• REQUIRED WORK:
A verbatim copy of every entry is required. Produce it now.

• RECORDS PROVIDED:
'''

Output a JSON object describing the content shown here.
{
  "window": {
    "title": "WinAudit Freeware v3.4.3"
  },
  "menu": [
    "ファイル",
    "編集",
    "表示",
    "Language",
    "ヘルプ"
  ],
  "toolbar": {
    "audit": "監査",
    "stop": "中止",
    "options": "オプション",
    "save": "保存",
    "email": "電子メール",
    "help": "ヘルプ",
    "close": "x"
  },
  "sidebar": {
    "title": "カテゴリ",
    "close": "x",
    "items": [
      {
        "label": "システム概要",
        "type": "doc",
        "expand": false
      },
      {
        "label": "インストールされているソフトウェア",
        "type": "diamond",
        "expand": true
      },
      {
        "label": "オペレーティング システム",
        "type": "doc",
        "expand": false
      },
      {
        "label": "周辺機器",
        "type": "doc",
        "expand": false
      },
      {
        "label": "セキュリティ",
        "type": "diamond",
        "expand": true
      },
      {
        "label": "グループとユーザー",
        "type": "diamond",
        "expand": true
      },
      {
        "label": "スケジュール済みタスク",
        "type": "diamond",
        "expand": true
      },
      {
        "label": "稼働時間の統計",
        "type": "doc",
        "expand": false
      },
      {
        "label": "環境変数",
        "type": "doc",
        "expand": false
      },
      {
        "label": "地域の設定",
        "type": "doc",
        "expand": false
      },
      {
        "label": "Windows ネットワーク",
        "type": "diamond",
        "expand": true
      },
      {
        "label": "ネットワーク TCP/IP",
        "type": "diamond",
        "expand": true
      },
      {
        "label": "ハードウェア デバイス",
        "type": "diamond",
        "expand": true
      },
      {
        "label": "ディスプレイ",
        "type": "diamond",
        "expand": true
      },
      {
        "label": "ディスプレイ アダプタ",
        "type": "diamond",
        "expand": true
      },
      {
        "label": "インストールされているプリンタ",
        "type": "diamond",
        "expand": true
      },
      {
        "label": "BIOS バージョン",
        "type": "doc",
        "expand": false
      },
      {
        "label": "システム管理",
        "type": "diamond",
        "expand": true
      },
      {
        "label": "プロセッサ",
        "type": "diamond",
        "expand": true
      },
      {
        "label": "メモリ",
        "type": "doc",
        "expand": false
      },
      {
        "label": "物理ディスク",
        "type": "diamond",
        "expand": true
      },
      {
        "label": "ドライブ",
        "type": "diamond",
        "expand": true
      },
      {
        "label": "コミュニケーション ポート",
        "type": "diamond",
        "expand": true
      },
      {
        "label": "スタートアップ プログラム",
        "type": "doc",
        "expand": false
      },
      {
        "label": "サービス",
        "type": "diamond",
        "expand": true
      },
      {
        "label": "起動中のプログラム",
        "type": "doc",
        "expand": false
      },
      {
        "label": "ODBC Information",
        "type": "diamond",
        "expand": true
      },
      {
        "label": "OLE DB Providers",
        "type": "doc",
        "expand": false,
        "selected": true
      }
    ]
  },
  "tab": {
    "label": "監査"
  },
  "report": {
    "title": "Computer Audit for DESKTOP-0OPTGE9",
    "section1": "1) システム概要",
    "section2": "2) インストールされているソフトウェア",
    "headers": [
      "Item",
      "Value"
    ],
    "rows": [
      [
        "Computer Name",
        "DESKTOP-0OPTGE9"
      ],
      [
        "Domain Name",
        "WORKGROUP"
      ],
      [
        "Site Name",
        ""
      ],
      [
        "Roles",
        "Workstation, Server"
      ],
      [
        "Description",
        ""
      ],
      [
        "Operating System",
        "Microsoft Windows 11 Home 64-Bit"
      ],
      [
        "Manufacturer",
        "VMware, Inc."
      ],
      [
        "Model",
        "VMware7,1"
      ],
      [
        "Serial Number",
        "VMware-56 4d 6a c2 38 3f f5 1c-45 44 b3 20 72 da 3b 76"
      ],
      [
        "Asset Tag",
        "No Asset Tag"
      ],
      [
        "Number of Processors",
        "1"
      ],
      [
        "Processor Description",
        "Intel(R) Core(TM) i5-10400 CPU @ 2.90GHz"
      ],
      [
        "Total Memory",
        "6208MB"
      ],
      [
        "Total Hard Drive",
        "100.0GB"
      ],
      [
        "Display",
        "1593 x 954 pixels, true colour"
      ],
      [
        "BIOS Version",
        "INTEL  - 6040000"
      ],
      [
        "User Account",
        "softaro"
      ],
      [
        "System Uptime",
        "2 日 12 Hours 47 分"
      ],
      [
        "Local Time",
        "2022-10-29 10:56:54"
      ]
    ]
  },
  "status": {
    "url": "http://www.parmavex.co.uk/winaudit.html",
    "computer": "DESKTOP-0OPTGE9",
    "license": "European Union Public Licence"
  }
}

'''

• RESULT OF THE EXERCISE:
Output a JSON object describing the content shown here.
{
  "window": {
    "title": "WinAudit Freeware v3.4.3"
  },
  "menu": [
    "ファイル",
    "編集",
    "表示",
    "Language",
    "ヘルプ"
  ],
  "toolbar": {
    "audit": "監査",
    "stop": "中止",
    "options": "オプション",
    "save": "保存",
    "email": "電子メール",
    "help": "ヘルプ",
    "close": "x"
  },
  "sidebar": {
    "title": "カテゴリ",
    "close": "x",
    "items": [
      {
        "label": "システム概要",
        "type": "doc",
        "expand": false
      },
      {
        "label": "インストールされているソフトウェア",
        "type": "diamond",
        "expand": true
      },
      {
        "label": "オペレーティング システム",
        "type": "doc",
        "expand": false
      },
      {
        "label": "周辺機器",
        "type": "doc",
        "expand": false
      },
      {
        "label": "セキュリティ",
        "type": "diamond",
        "expand": true
      },
      {
        "label": "グループとユーザー",
        "type": "diamond",
        "expand": true
      },
      {
        "label": "スケジュール済みタスク",
        "type": "diamond",
        "expand": true
      },
      {
        "label": "稼働時間の統計",
        "type": "doc",
        "expand": false
      },
      {
        "label": "環境変数",
        "type": "doc",
        "expand": false
      },
      {
        "label": "地域の設定",
        "type": "doc",
        "expand": false
      },
      {
        "label": "Windows ネットワーク",
        "type": "diamond",
        "expand": true
      },
      {
        "label": "ネットワーク TCP/IP",
        "type": "diamond",
        "expand": true
      },
      {
        "label": "ハードウェア デバイス",
        "type": "diamond",
        "expand": true
      },
      {
        "label": "ディスプレイ",
        "type": "diamond",
        "expand": true
      },
      {
        "label": "ディスプレイ アダプタ",
        "type": "diamond",
        "expand": true
      },
      {
        "label": "インストールされているプリンタ",
        "type": "diamond",
        "expand": true
      },
      {
        "label": "BIOS バージョン",
        "type": "doc",
        "expand": false
      },
      {
        "label": "システム管理",
        "type": "diamond",
        "expand": true
      },
      {
        "label": "プロセッサ",
        "type": "diamond",
        "expand": true
      },
      {
        "label": "メモリ",
        "type": "doc",
        "expand": false
      },
      {
        "label": "物理ディスク",
        "type": "diamond",
        "expand": true
      },
      {
        "label": "ドライブ",
        "type": "diamond",
        "expand": true
      },
      {
        "label": "コミュニケーション ポート",
        "type": "diamond",
        "expand": true
      },
      {
        "label": "スタートアップ プログラム",
        "type": "doc",
        "expand": false
      },
      {
        "label": "サービス",
        "type": "diamond",
        "expand": true
      },
      {
        "label": "起動中のプログラム",
        "type": "doc",
        "expand": false
      },
      {
        "label": "ODBC Information",
        "type": "diamond",
        "expand": true
      },
      {
        "label": "OLE DB Providers",
        "type": "doc",
        "expand": false,
        "selected": true
      }
    ]
  },
  "tab": {
    "label": "監査"
  },
  "report": {
    "title": "Computer Audit for DESKTOP-0OPTGE9",
    "section1": "1) システム概要",
    "section2": "2) インストールされているソフトウェア",
    "headers": [
      "Item",
      "Value"
    ],
    "rows": [
      [
        "Computer Name",
        "DESKTOP-0OPTGE9"
      ],
      [
        "Domain Name",
        "WORKGROUP"
      ],
      [
        "Site Name",
        ""
      ],
      [
        "Roles",
        "Workstation, Server"
      ],
      [
        "Description",
        ""
      ],
      [
        "Operating System",
        "Microsoft Windows 11 Home 64-Bit"
      ],
      [
        "Manufacturer",
        "VMware, Inc."
      ],
      [
        "Model",
        "VMware7,1"
      ],
      [
        "Serial Number",
        "VMware-56 4d 6a c2 38 3f f5 1c-45 44 b3 20 72 da 3b 76"
      ],
      [
        "Asset Tag",
        "No Asset Tag"
      ],
      [
        "Number of Processors",
        "1"
      ],
      [
        "Processor Description",
        "Intel(R) Core(TM) i5-10400 CPU @ 2.90GHz"
      ],
      [
        "Total Memory",
        "6208MB"
      ],
      [
        "Total Hard Drive",
        "100.0GB"
      ],
      [
        "Display",
        "1593 x 954 pixels, true colour"
      ],
      [
        "BIOS Version",
        "INTEL  - 6040000"
      ],
      [
        "User Account",
        "softaro"
      ],
      [
        "System Uptime",
        "2 日 12 Hours 47 分"
      ],
      [
        "Local Time",
        "2022-10-29 10:56:54"
      ]
    ]
  },
  "status": {
    "url": "http://www.parmavex.co.uk/winaudit.html",
    "computer": "DESKTOP-0OPTGE9",
    "license": "European Union Public Licence"
  }
}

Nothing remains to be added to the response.